Brit's back, bitches.

1. Wall Street-

This little temptress has been claiming victims for years. But she really got around in 2008. Everything was perfect for a while. But now she’s more unpredictable than a guerrilla on anti-depressants. Get involved if you dare.

Star equivalent- Britney Spears and Amy Winehouse

Amy Winehouse

Amy Winehouse

There you have it… the top 5 of the “Super Sexy Recession List.” I don’t know about you, but it’s made me “hot and bothered.”

“Hot” as in “mad” and “bothered” as in “worried.” How did we get here gang? And when will we get back to the peachy keen days?

I need star equivalent- Doris Day and Jimmy Stewart

Doris Day and Jimmy Stewart

Doris Day and Jimmy Stewart

{April 9, 2009}   Recession Proofing a Marriage


Today’s Oprah was all about recession-proofing marriage. Is that even possible? Now, I’m not married, but I am engaged. Since we all know that couples fight mostly about money and sex, my fiance and I have extensive discussions about finances. We’ve even gone to pre-marital counseling. Now, I’m a realist.  I’ve had to be, and although our financial picture has not changed that much recently, we are closer to each other now, more than ever, in this recession.

Before I worked freelance as a TV producer, I didn’t really know much about money. I racked up credit card debt in college, like a Freshman adding the inevitable 15 pounds. Looking back, I laugh because I think my best friend Ryan and I thought we were rich! We took cabs, instead of the subway. We ate out at nice restaurants a LOT. I mean we were going to Ye Waverly Inn before it became a celebrity hotspot with its own Vanity Fair blog! Now, I even worked my way through college with THREE jobs, so you’d think I learned something about the value of money. But it’s difficult when no one ever wants to even approach the subject.

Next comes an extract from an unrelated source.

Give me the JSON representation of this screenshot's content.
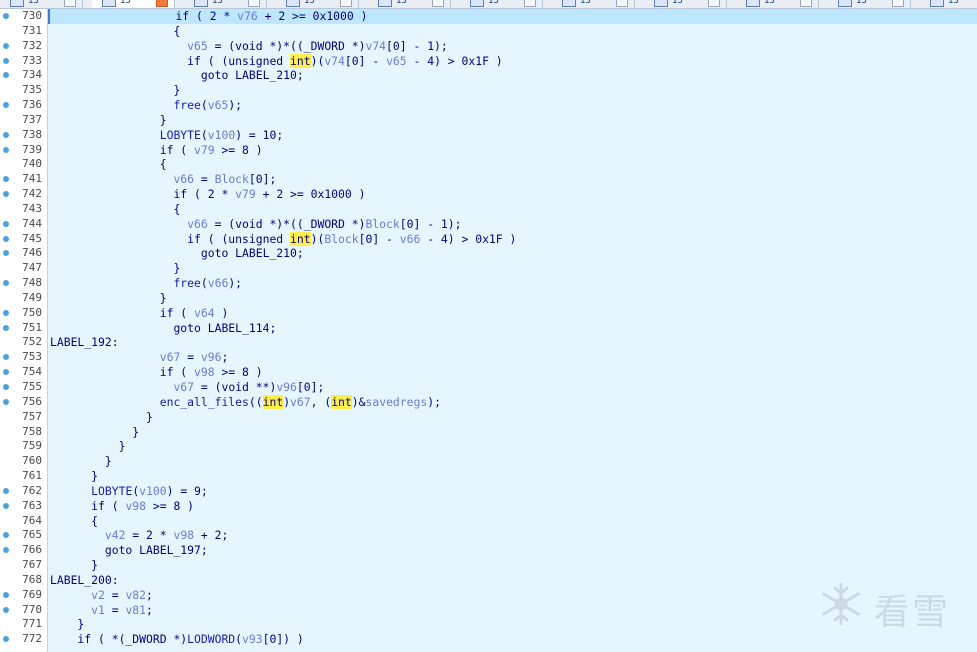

So how did I learn? Well, essentially by getting laid off for the first time in 2002. I was a news anchor in D.C., and right before the country went to war, this company (which will not be named) laid off the entire news staff. But their questionable decision was my path to a new world — the world of television and entertainment. I loved it. My first job was on a style/fashion type show, and if you know me…that’s always been one of my passions! I know designers like a 6 year old boy knows Hot Wheels. After two years working on that show, the network decided to move it to New York City, and that’s when I began to realize the importance of networking. I also figured it was necessary to have some savings. Now, I was still living with my parents then, and they will always support me. But it was time for me to get my own financial situation under control.

My first step was to figure out how to get rid of my credit card debt. I transferred everything onto a 0% card, and I applied anything extra out of my paychecks towards paying this card off. I, eventually, even transferred my student loan onto a 0% card. I don’t know if that’s a wise move these days because financial experts always tell you not to move your money from secured debts to unsecured ones. However, this really helped me.

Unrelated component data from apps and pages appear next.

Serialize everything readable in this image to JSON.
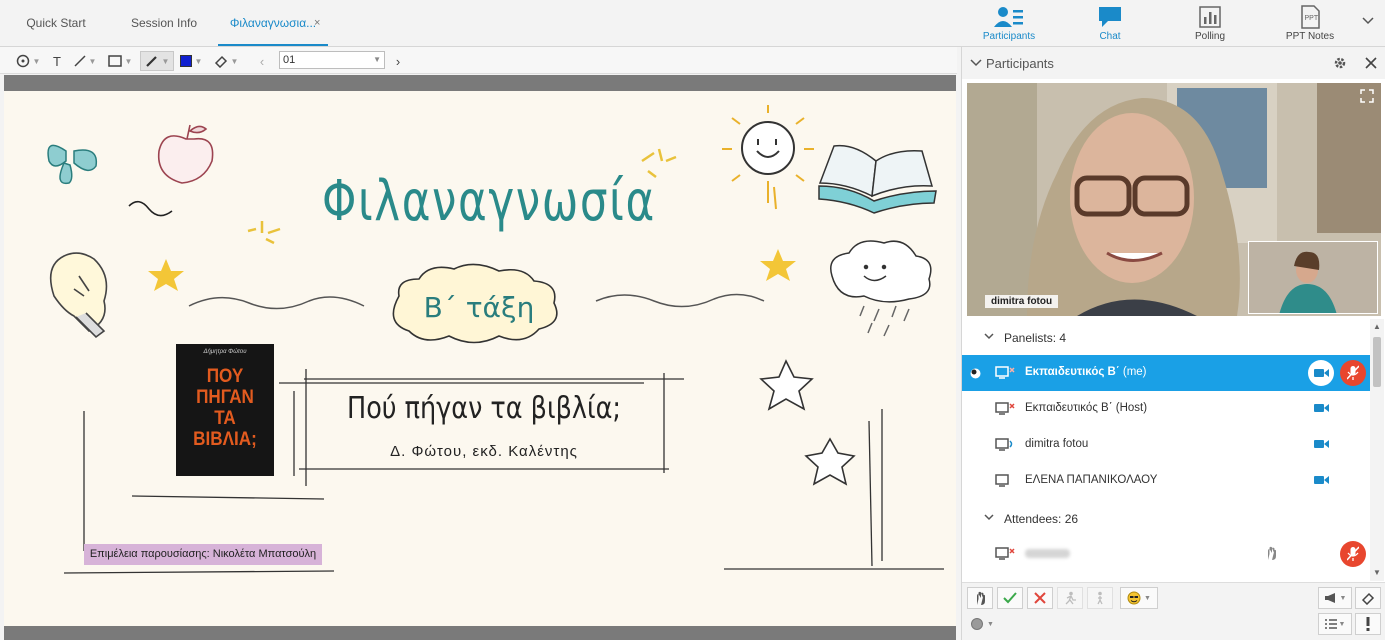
{
  "tabs": [
    {
      "label": "Quick Start"
    },
    {
      "label": "Session Info"
    },
    {
      "label": "Φιλαναγνωσια..."
    }
  ],
  "tab_close": "×",
  "panel_buttons": [
    {
      "label": "Participants",
      "icon": "participants-icon"
    },
    {
      "label": "Chat",
      "icon": "chat-icon"
    },
    {
      "label": "Polling",
      "icon": "polling-icon"
    },
    {
      "label": "PPT Notes",
      "icon": "ppt-notes-icon"
    }
  ],
  "toolbar": {
    "page_value": "01",
    "prev": "‹",
    "next": "›",
    "text_tool": "T"
  },
  "slide": {
    "title": "Φιλαναγνωσία",
    "grade": "Β΄ τάξη",
    "book_title": "Πού πήγαν τα βιβλία;",
    "book_subtitle": "Δ. Φώτου, εκδ. Καλέντης",
    "credit": "Επιμέλεια παρουσίασης: Νικολέτα Μπατσούλη",
    "cover_title": "ΠΟΥ ΠΗΓΑΝ ΤΑ ΒΙΒΛΙΑ;",
    "cover_author": "Δήμητρα Φώτου"
  },
  "participants_panel": {
    "title": "Participants",
    "video_name": "dimitra fotou",
    "panelists_label": "Panelists: 4",
    "attendees_label": "Attendees: 26",
    "panelists": [
      {
        "name": "Εκπαιδευτικός Β΄",
        "suffix": "(me)"
      },
      {
        "name": "Εκπαιδευτικός Β΄ (Host)",
        "suffix": ""
      },
      {
        "name": "dimitra fotou",
        "suffix": ""
      },
      {
        "name": "ΕΛΕΝΑ ΠΑΠΑΝΙΚΟΛΑΟΥ",
        "suffix": ""
      }
    ]
  },
  "colors": {
    "accent": "#1a8ac9",
    "selected_row": "#1aa0e6",
    "mute_red": "#e8462e",
    "title_teal": "#2a8a8a"
  }
}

My brother also helped. He consolidated one of my student loans with his, paid it off, and I just paid him monthly (without interest). (My brother is really the financial guru in the family. I hope to be him one day.) Soon, after paying off all of my debts, I started saving, and I now have roughly a year’s worth of expenses saved up.

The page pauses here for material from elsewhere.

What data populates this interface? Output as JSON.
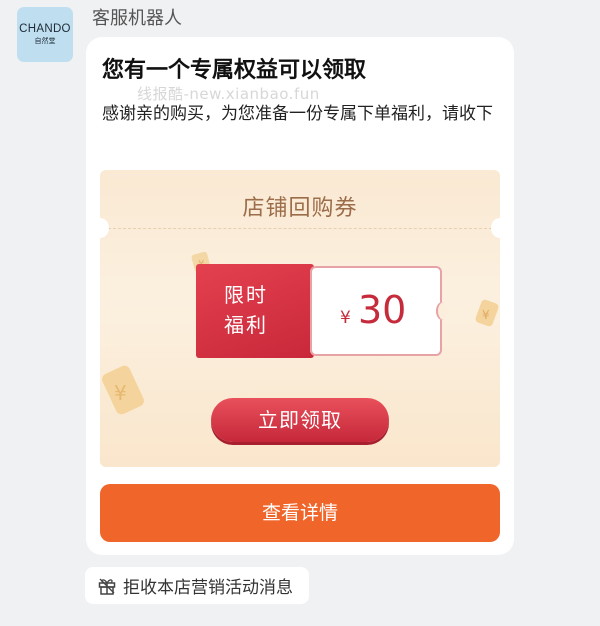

Now, here’s the dilemma. My fiance and I have been engaged for a year now. We wanted to get married this August. But with the recession, we’d like to have an even bigger emergency savings because my savings would only cover me. If we were both out of a job, it definitely wouldn’t cover him. Most of you are probably thinking this is a no-brainer. We should just wait to get married, right? Well, not so simple. A lot of wedding locations, florists, photographers, etc. are offering deals THIS YEAR. And I’m a sucker for a bargain. So, to get married or not to get married. That is the question. And…just in case you were wondering. The question is NOT to have a cheaper, lesser wedding. I’m all about getting the BEST for LESS. I just need some help. ~Katy

et cetera